Task to carry out =>
Scan the data that follows and count the lines with the string "image"; answer with the count alone.

Dataset excerpts:
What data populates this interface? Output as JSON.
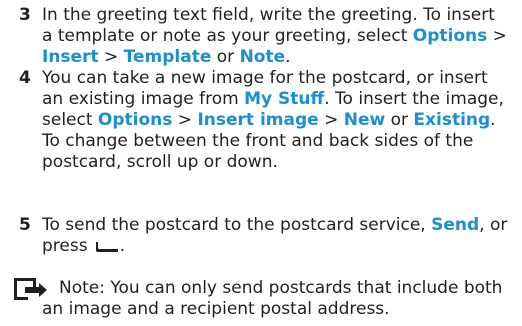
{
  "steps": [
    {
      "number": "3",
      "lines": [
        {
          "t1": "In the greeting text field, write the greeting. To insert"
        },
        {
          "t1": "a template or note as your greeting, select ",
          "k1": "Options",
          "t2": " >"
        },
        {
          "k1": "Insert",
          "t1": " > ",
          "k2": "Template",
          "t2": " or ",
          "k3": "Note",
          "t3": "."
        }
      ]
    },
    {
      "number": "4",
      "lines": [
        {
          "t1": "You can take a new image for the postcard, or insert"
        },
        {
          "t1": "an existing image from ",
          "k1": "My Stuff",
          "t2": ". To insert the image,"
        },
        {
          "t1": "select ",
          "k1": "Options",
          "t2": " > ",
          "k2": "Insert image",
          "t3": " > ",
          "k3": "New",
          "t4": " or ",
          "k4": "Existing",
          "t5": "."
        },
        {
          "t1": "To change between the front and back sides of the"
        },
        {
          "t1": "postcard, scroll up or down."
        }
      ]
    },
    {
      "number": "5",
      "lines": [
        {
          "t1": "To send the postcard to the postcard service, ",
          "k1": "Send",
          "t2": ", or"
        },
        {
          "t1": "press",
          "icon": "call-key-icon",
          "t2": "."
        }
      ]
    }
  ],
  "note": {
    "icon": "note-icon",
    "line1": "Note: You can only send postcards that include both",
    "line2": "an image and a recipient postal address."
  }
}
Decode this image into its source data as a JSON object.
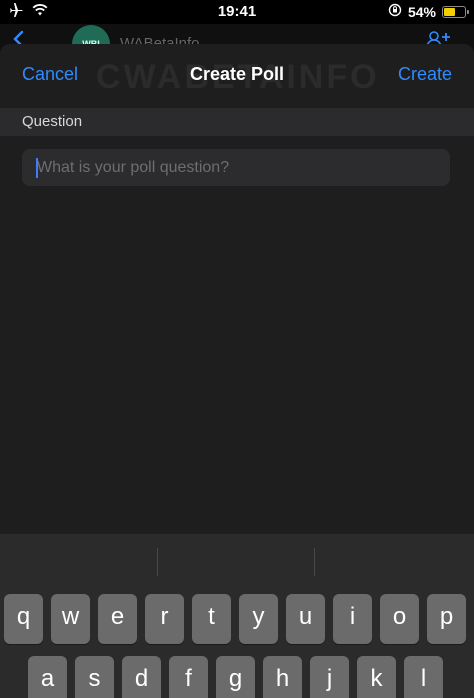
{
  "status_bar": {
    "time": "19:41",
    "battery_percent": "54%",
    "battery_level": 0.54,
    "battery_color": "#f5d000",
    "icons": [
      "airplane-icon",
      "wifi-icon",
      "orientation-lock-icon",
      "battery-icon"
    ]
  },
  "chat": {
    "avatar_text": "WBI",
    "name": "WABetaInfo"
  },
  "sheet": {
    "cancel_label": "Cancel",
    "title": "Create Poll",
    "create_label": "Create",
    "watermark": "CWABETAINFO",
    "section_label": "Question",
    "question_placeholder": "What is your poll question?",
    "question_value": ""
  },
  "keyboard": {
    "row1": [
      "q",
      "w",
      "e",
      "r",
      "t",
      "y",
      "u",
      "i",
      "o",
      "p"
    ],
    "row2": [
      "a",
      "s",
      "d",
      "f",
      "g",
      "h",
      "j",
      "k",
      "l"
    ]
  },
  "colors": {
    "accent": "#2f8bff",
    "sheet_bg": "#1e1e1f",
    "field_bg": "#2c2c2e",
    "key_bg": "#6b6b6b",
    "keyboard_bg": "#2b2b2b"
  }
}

Output for this exercise =>
6